• **Exercise**:
Repeat the entries without change, omitting the pictures.

• **Input data**:
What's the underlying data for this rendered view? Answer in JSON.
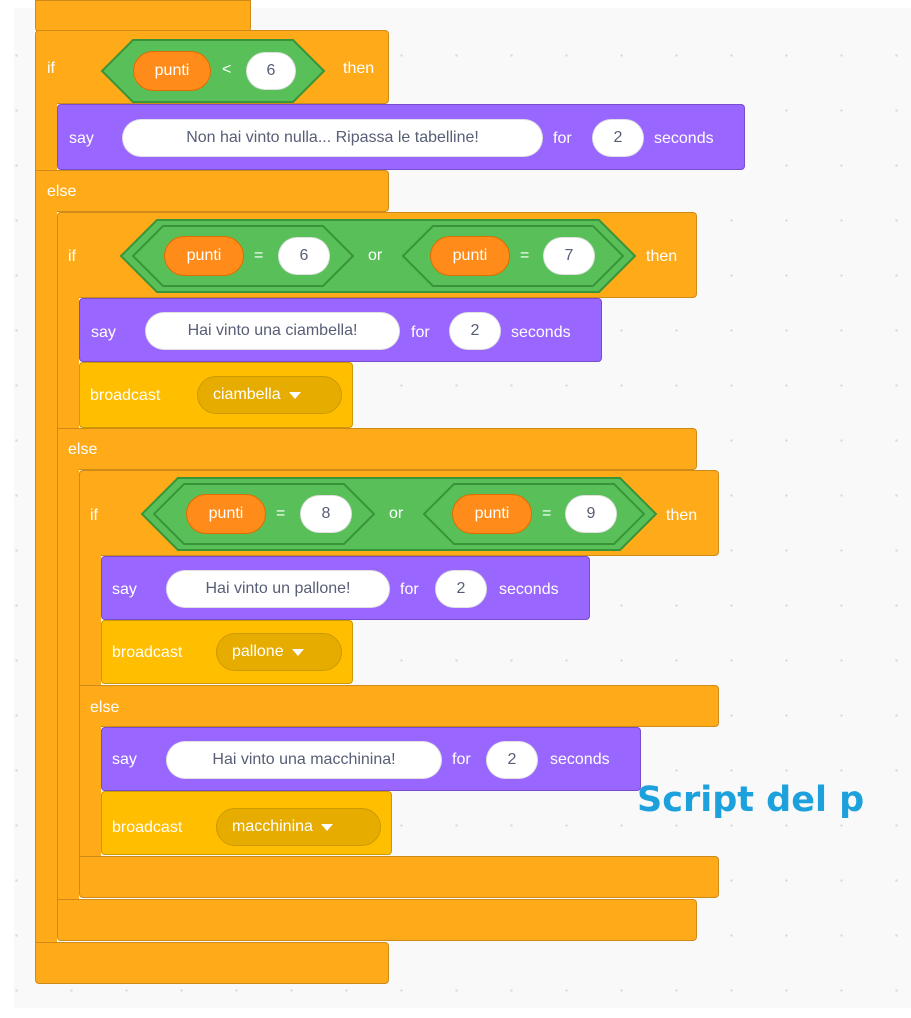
{
  "colors": {
    "control": "#ffab19",
    "looks": "#9966ff",
    "events": "#ffbf00",
    "operators": "#59c059",
    "variables": "#ff8c1a",
    "title": "#1ca1dd"
  },
  "keywords": {
    "if": "if",
    "then": "then",
    "else": "else",
    "say": "say",
    "for": "for",
    "seconds": "seconds",
    "broadcast": "broadcast",
    "or": "or",
    "lt": "<",
    "eq": "="
  },
  "variable_name": "punti",
  "cond1": {
    "value": "6"
  },
  "cond2": {
    "left_value": "6",
    "right_value": "7"
  },
  "cond3": {
    "left_value": "8",
    "right_value": "9"
  },
  "say1": {
    "message": "Non hai vinto nulla... Ripassa le tabelline!",
    "secs": "2"
  },
  "say2": {
    "message": "Hai vinto una ciambella!",
    "secs": "2"
  },
  "say3": {
    "message": "Hai vinto un pallone!",
    "secs": "2"
  },
  "say4": {
    "message": "Hai vinto una macchinina!",
    "secs": "2"
  },
  "broadcast1": {
    "message": "ciambella"
  },
  "broadcast2": {
    "message": "pallone"
  },
  "broadcast3": {
    "message": "macchinina"
  },
  "title": "Script del p"
}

• **Reply**:
What's the underlying data for this rendered view? Answer in JSON.
{
  "colors": {
    "control": "#ffab19",
    "looks": "#9966ff",
    "events": "#ffbf00",
    "operators": "#59c059",
    "variables": "#ff8c1a",
    "title": "#1ca1dd"
  },
  "keywords": {
    "if": "if",
    "then": "then",
    "else": "else",
    "say": "say",
    "for": "for",
    "seconds": "seconds",
    "broadcast": "broadcast",
    "or": "or",
    "lt": "<",
    "eq": "="
  },
  "variable_name": "punti",
  "cond1": {
    "value": "6"
  },
  "cond2": {
    "left_value": "6",
    "right_value": "7"
  },
  "cond3": {
    "left_value": "8",
    "right_value": "9"
  },
  "say1": {
    "message": "Non hai vinto nulla... Ripassa le tabelline!",
    "secs": "2"
  },
  "say2": {
    "message": "Hai vinto una ciambella!",
    "secs": "2"
  },
  "say3": {
    "message": "Hai vinto un pallone!",
    "secs": "2"
  },
  "say4": {
    "message": "Hai vinto una macchinina!",
    "secs": "2"
  },
  "broadcast1": {
    "message": "ciambella"
  },
  "broadcast2": {
    "message": "pallone"
  },
  "broadcast3": {
    "message": "macchinina"
  },
  "title": "Script del p"
}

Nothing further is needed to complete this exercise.